__Task to carry out__
All of the data must be returned word for word.

□ □ □ □ □

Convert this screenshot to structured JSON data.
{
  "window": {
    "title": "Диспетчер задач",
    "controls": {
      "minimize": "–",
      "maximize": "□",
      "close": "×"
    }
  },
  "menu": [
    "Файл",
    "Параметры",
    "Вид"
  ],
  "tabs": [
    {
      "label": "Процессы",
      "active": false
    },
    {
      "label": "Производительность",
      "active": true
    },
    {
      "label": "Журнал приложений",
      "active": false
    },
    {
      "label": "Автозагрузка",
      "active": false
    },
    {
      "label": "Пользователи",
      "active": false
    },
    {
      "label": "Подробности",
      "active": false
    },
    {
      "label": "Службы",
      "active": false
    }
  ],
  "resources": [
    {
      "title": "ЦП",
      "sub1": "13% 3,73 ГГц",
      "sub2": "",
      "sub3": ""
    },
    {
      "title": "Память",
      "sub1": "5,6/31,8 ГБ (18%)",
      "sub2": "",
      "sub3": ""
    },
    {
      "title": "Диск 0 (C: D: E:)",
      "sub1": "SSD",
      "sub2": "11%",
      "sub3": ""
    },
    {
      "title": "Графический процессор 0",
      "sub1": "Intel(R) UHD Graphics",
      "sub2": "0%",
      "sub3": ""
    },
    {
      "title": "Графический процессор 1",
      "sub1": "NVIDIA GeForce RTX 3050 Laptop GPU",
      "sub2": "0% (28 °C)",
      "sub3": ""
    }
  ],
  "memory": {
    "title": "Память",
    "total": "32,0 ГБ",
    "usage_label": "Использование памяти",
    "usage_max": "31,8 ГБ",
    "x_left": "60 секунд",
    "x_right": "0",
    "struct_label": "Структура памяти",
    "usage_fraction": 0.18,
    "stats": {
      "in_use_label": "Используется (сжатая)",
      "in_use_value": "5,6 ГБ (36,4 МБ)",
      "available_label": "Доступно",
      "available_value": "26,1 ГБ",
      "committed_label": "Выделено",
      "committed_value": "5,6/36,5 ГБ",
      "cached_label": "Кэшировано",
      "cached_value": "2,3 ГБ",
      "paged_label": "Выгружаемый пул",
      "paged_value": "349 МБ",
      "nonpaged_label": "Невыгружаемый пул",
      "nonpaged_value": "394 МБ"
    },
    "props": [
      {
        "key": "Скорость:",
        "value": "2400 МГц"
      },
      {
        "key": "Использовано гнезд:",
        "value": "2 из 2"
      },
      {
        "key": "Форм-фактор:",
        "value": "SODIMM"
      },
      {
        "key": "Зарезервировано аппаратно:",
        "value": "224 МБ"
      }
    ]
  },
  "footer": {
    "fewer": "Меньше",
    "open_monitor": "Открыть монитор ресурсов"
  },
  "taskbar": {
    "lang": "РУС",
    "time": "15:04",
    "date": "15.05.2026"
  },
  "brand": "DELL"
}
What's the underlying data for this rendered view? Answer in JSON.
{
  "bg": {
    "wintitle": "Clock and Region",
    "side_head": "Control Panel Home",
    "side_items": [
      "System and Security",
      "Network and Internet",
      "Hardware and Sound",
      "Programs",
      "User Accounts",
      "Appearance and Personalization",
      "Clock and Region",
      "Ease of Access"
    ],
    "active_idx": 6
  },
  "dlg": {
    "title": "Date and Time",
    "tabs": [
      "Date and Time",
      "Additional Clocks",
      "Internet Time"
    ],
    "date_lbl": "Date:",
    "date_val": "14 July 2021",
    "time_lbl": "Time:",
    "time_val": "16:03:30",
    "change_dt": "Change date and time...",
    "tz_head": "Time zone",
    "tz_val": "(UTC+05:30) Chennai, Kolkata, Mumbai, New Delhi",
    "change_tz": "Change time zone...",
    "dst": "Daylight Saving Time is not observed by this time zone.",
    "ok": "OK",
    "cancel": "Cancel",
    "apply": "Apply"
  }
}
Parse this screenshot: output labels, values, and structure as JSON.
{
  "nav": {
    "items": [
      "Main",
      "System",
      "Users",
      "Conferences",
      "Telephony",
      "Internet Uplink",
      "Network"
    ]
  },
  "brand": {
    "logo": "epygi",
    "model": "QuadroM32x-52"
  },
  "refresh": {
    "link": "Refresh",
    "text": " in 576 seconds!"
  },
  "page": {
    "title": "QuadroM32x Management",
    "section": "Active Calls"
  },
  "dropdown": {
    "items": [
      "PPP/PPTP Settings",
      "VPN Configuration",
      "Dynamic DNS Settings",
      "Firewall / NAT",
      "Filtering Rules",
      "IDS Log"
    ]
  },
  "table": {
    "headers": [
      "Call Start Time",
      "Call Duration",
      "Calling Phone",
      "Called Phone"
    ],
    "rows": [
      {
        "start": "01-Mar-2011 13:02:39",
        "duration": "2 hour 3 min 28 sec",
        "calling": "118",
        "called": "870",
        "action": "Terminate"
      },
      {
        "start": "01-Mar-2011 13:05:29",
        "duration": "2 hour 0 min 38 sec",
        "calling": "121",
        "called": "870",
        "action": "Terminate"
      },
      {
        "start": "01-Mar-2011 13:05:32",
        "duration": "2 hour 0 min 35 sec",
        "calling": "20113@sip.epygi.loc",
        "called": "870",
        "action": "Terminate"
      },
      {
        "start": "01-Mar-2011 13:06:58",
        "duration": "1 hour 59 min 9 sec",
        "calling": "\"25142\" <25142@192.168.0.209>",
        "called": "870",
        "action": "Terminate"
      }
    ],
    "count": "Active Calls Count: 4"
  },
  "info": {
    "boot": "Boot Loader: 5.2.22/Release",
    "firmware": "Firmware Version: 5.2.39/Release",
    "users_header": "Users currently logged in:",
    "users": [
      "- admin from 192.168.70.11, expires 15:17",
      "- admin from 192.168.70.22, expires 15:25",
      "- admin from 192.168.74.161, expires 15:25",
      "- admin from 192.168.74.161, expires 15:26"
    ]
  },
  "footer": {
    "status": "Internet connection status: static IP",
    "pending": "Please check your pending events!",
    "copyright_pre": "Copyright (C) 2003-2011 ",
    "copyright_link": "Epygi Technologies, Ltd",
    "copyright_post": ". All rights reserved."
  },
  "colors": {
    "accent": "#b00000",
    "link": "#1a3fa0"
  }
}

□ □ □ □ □

__Exercise answer__
Convert this screenshot to structured JSON data.
{
  "window": {
    "title": "Диспетчер задач",
    "controls": {
      "minimize": "–",
      "maximize": "□",
      "close": "×"
    }
  },
  "menu": [
    "Файл",
    "Параметры",
    "Вид"
  ],
  "tabs": [
    {
      "label": "Процессы",
      "active": false
    },
    {
      "label": "Производительность",
      "active": true
    },
    {
      "label": "Журнал приложений",
      "active": false
    },
    {
      "label": "Автозагрузка",
      "active": false
    },
    {
      "label": "Пользователи",
      "active": false
    },
    {
      "label": "Подробности",
      "active": false
    },
    {
      "label": "Службы",
      "active": false
    }
  ],
  "resources": [
    {
      "title": "ЦП",
      "sub1": "13% 3,73 ГГц",
      "sub2": "",
      "sub3": ""
    },
    {
      "title": "Память",
      "sub1": "5,6/31,8 ГБ (18%)",
      "sub2": "",
      "sub3": ""
    },
    {
      "title": "Диск 0 (C: D: E:)",
      "sub1": "SSD",
      "sub2": "11%",
      "sub3": ""
    },
    {
      "title": "Графический процессор 0",
      "sub1": "Intel(R) UHD Graphics",
      "sub2": "0%",
      "sub3": ""
    },
    {
      "title": "Графический процессор 1",
      "sub1": "NVIDIA GeForce RTX 3050 Laptop GPU",
      "sub2": "0% (28 °C)",
      "sub3": ""
    }
  ],
  "memory": {
    "title": "Память",
    "total": "32,0 ГБ",
    "usage_label": "Использование памяти",
    "usage_max": "31,8 ГБ",
    "x_left": "60 секунд",
    "x_right": "0",
    "struct_label": "Структура памяти",
    "usage_fraction": 0.18,
    "stats": {
      "in_use_label": "Используется (сжатая)",
      "in_use_value": "5,6 ГБ (36,4 МБ)",
      "available_label": "Доступно",
      "available_value": "26,1 ГБ",
      "committed_label": "Выделено",
      "committed_value": "5,6/36,5 ГБ",
      "cached_label": "Кэшировано",
      "cached_value": "2,3 ГБ",
      "paged_label": "Выгружаемый пул",
      "paged_value": "349 МБ",
      "nonpaged_label": "Невыгружаемый пул",
      "nonpaged_value": "394 МБ"
    },
    "props": [
      {
        "key": "Скорость:",
        "value": "2400 МГц"
      },
      {
        "key": "Использовано гнезд:",
        "value": "2 из 2"
      },
      {
        "key": "Форм-фактор:",
        "value": "SODIMM"
      },
      {
        "key": "Зарезервировано аппаратно:",
        "value": "224 МБ"
      }
    ]
  },
  "footer": {
    "fewer": "Меньше",
    "open_monitor": "Открыть монитор ресурсов"
  },
  "taskbar": {
    "lang": "РУС",
    "time": "15:04",
    "date": "15.05.2026"
  },
  "brand": "DELL"
}
What's the underlying data for this rendered view? Answer in JSON.
{
  "bg": {
    "wintitle": "Clock and Region",
    "side_head": "Control Panel Home",
    "side_items": [
      "System and Security",
      "Network and Internet",
      "Hardware and Sound",
      "Programs",
      "User Accounts",
      "Appearance and Personalization",
      "Clock and Region",
      "Ease of Access"
    ],
    "active_idx": 6
  },
  "dlg": {
    "title": "Date and Time",
    "tabs": [
      "Date and Time",
      "Additional Clocks",
      "Internet Time"
    ],
    "date_lbl": "Date:",
    "date_val": "14 July 2021",
    "time_lbl": "Time:",
    "time_val": "16:03:30",
    "change_dt": "Change date and time...",
    "tz_head": "Time zone",
    "tz_val": "(UTC+05:30) Chennai, Kolkata, Mumbai, New Delhi",
    "change_tz": "Change time zone...",
    "dst": "Daylight Saving Time is not observed by this time zone.",
    "ok": "OK",
    "cancel": "Cancel",
    "apply": "Apply"
  }
}
Parse this screenshot: output labels, values, and structure as JSON.
{
  "nav": {
    "items": [
      "Main",
      "System",
      "Users",
      "Conferences",
      "Telephony",
      "Internet Uplink",
      "Network"
    ]
  },
  "brand": {
    "logo": "epygi",
    "model": "QuadroM32x-52"
  },
  "refresh": {
    "link": "Refresh",
    "text": " in 576 seconds!"
  },
  "page": {
    "title": "QuadroM32x Management",
    "section": "Active Calls"
  },
  "dropdown": {
    "items": [
      "PPP/PPTP Settings",
      "VPN Configuration",
      "Dynamic DNS Settings",
      "Firewall / NAT",
      "Filtering Rules",
      "IDS Log"
    ]
  },
  "table": {
    "headers": [
      "Call Start Time",
      "Call Duration",
      "Calling Phone",
      "Called Phone"
    ],
    "rows": [
      {
        "start": "01-Mar-2011 13:02:39",
        "duration": "2 hour 3 min 28 sec",
        "calling": "118",
        "called": "870",
        "action": "Terminate"
      },
      {
        "start": "01-Mar-2011 13:05:29",
        "duration": "2 hour 0 min 38 sec",
        "calling": "121",
        "called": "870",
        "action": "Terminate"
      },
      {
        "start": "01-Mar-2011 13:05:32",
        "duration": "2 hour 0 min 35 sec",
        "calling": "20113@sip.epygi.loc",
        "called": "870",
        "action": "Terminate"
      },
      {
        "start": "01-Mar-2011 13:06:58",
        "duration": "1 hour 59 min 9 sec",
        "calling": "\"25142\" <25142@192.168.0.209>",
        "called": "870",
        "action": "Terminate"
      }
    ],
    "count": "Active Calls Count: 4"
  },
  "info": {
    "boot": "Boot Loader: 5.2.22/Release",
    "firmware": "Firmware Version: 5.2.39/Release",
    "users_header": "Users currently logged in:",
    "users": [
      "- admin from 192.168.70.11, expires 15:17",
      "- admin from 192.168.70.22, expires 15:25",
      "- admin from 192.168.74.161, expires 15:25",
      "- admin from 192.168.74.161, expires 15:26"
    ]
  },
  "footer": {
    "status": "Internet connection status: static IP",
    "pending": "Please check your pending events!",
    "copyright_pre": "Copyright (C) 2003-2011 ",
    "copyright_link": "Epygi Technologies, Ltd",
    "copyright_post": ". All rights reserved."
  },
  "colors": {
    "accent": "#b00000",
    "link": "#1a3fa0"
  }
}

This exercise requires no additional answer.